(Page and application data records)
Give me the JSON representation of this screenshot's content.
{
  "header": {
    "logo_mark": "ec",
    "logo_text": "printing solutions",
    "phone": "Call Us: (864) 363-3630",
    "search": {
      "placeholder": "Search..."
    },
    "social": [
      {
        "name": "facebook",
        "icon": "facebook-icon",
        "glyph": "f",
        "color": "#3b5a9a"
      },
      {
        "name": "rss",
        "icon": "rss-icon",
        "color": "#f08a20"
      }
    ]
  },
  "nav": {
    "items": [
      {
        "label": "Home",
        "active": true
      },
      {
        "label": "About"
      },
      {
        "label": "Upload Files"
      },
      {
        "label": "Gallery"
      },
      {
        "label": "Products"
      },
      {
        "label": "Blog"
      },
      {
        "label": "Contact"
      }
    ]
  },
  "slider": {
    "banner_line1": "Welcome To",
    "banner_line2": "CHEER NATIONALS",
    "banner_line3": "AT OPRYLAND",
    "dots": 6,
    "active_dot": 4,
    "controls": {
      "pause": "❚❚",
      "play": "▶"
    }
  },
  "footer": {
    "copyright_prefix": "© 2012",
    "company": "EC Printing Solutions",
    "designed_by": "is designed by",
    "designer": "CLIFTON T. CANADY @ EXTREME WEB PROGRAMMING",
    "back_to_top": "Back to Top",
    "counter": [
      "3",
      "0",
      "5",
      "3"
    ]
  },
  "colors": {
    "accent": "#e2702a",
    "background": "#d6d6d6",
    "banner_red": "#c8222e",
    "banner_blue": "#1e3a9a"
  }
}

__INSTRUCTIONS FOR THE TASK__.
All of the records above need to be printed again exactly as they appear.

__FINISHED TASK__.
Give me the JSON representation of this screenshot's content.
{
  "header": {
    "logo_mark": "ec",
    "logo_text": "printing solutions",
    "phone": "Call Us: (864) 363-3630",
    "search": {
      "placeholder": "Search..."
    },
    "social": [
      {
        "name": "facebook",
        "icon": "facebook-icon",
        "glyph": "f",
        "color": "#3b5a9a"
      },
      {
        "name": "rss",
        "icon": "rss-icon",
        "color": "#f08a20"
      }
    ]
  },
  "nav": {
    "items": [
      {
        "label": "Home",
        "active": true
      },
      {
        "label": "About"
      },
      {
        "label": "Upload Files"
      },
      {
        "label": "Gallery"
      },
      {
        "label": "Products"
      },
      {
        "label": "Blog"
      },
      {
        "label": "Contact"
      }
    ]
  },
  "slider": {
    "banner_line1": "Welcome To",
    "banner_line2": "CHEER NATIONALS",
    "banner_line3": "AT OPRYLAND",
    "dots": 6,
    "active_dot": 4,
    "controls": {
      "pause": "❚❚",
      "play": "▶"
    }
  },
  "footer": {
    "copyright_prefix": "© 2012",
    "company": "EC Printing Solutions",
    "designed_by": "is designed by",
    "designer": "CLIFTON T. CANADY @ EXTREME WEB PROGRAMMING",
    "back_to_top": "Back to Top",
    "counter": [
      "3",
      "0",
      "5",
      "3"
    ]
  },
  "colors": {
    "accent": "#e2702a",
    "background": "#d6d6d6",
    "banner_red": "#c8222e",
    "banner_blue": "#1e3a9a"
  }
}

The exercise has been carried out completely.